Ants on a tree

November 4, 2009

E-mail this article

Invalid E-mail address
Invalid E-mail address

Sending your article

Your article has been sent.

  • E-mail|
  • Print|
  • Reprints|
  • |
Text size +

Serves 3 (including 1 child)

“Hungry Monkey’’ author Matthew Amster-Burton writes that this Chinese dish is his family’s favorite dinner. Cellophane noodles are the trees, the ground pork in a dark soy sauce looks like ants, and the dish is loaded with red chili and Szechuan peppercorns (you can omit these and the dish is still terrific).

8 ounces ground pork
4 tablespoons soy sauce
1 tablespoon sugar
1 tablespoon hot bean paste
1 teaspoon cornstarch
8 ounces cellophane noodles (bean threads)
2 tablespoons peanut oil
2 scallions, thinly sliced
1 red jalapeno or other small chili pepper, seeded and finely chopped
1/2 cup chicken stock
1/4 teaspoon ground Szechuan peppercorns (optional)
1. In a bowl, combine the pork, 2 tablespoons of the soy sauce, the sugar, bean paste, and cornstarch. Mix well, cover, and refrigerate for 20 minutes.

2. In another bowl, place the noodles and add enough boiling water to cover them. Use chopsticks to stir the noodles in the water. Set aside for 5 minutes; drain into a colander.

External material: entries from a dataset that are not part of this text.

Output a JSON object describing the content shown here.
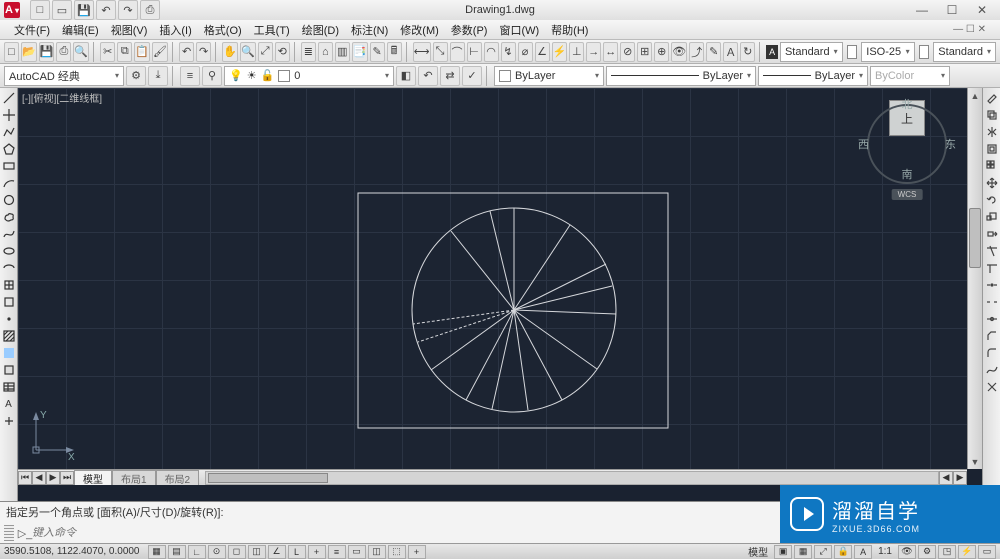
{
  "title": "Drawing1.dwg",
  "app_logo": "A",
  "searchbox": {
    "placeholder": ""
  },
  "window_buttons": {
    "min": "—",
    "max": "☐",
    "close": "✕"
  },
  "menu": [
    "文件(F)",
    "编辑(E)",
    "视图(V)",
    "插入(I)",
    "格式(O)",
    "工具(T)",
    "绘图(D)",
    "标注(N)",
    "修改(M)",
    "参数(P)",
    "窗口(W)",
    "帮助(H)"
  ],
  "toolbar1_icons": [
    "new",
    "open",
    "save",
    "saveas",
    "plot",
    "preview",
    "publish",
    "cut",
    "copy",
    "paste",
    "matchprop",
    "undo",
    "redo",
    "pan",
    "zoomext",
    "zoomwin",
    "zoomprev",
    "props",
    "designctr",
    "toolpal",
    "calc",
    "help"
  ],
  "row1_style": {
    "label_text": "Standard",
    "label_dim": "ISO-25",
    "label_table": "Standard"
  },
  "workspace_combo": "AutoCAD 经典",
  "layer_combo": "0",
  "layer_color": "#ffffff",
  "props": {
    "color_label": "ByLayer",
    "ltype": "ByLayer",
    "lweight": "ByLayer",
    "plotstyle": "ByColor"
  },
  "viewport_label": "[-][俯视][二维线框]",
  "viewcube": {
    "n": "北",
    "s": "南",
    "e": "东",
    "w": "西",
    "top": "上",
    "wcs": "WCS"
  },
  "ucs": {
    "x": "X",
    "y": "Y"
  },
  "tabs": {
    "model": "模型",
    "layout1": "布局1",
    "layout2": "布局2"
  },
  "cmd_history": "指定另一个角点或 [面积(A)/尺寸(D)/旋转(R)]:",
  "cmd_placeholder": "键入命令",
  "status": {
    "coords": "3590.5108, 1122.4070, 0.0000",
    "model": "模型",
    "scale": "1:1"
  },
  "status_icons": [
    "snap",
    "grid",
    "ortho",
    "polar",
    "osnap",
    "3dosnap",
    "otrack",
    "ducs",
    "dyn",
    "lwt",
    "tpy",
    "qprops",
    "sel",
    "annoscale",
    "vis"
  ],
  "watermark": {
    "text1": "溜溜自学",
    "text2": "ZIXUE.3D66.COM"
  },
  "left_tools": [
    "line",
    "construction",
    "polyline",
    "polygon",
    "rect",
    "arc",
    "circle",
    "revcloud",
    "spline",
    "ellipse",
    "ellipse-arc",
    "insert",
    "block",
    "point",
    "hatch",
    "gradient",
    "region",
    "table",
    "mtext",
    "addpoint"
  ],
  "right_tools": [
    "erase",
    "copy",
    "mirror",
    "offset",
    "array",
    "move",
    "rotate",
    "scale",
    "stretch",
    "trim",
    "extend",
    "break",
    "breakpoint",
    "join",
    "chamfer",
    "fillet",
    "blend",
    "explode"
  ]
}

3. In a large skillet over medium-high heat, heat the oil. When it is hot, add the scallions and jalapeno or other chili. Cook, stirring, for 30 seconds. Add the pork and cook, stirring constantly, for 3 minutes or until it is no longer pink.

4. Add the chicken stock, remaining 2 tablespoons of soy sauce, and Szechuan peppercorns, if using. Bring to a boil. Add the noodles and toss well.

5. Divide the noodles among 3 bowls. Adapted from “Hungry Monkey’’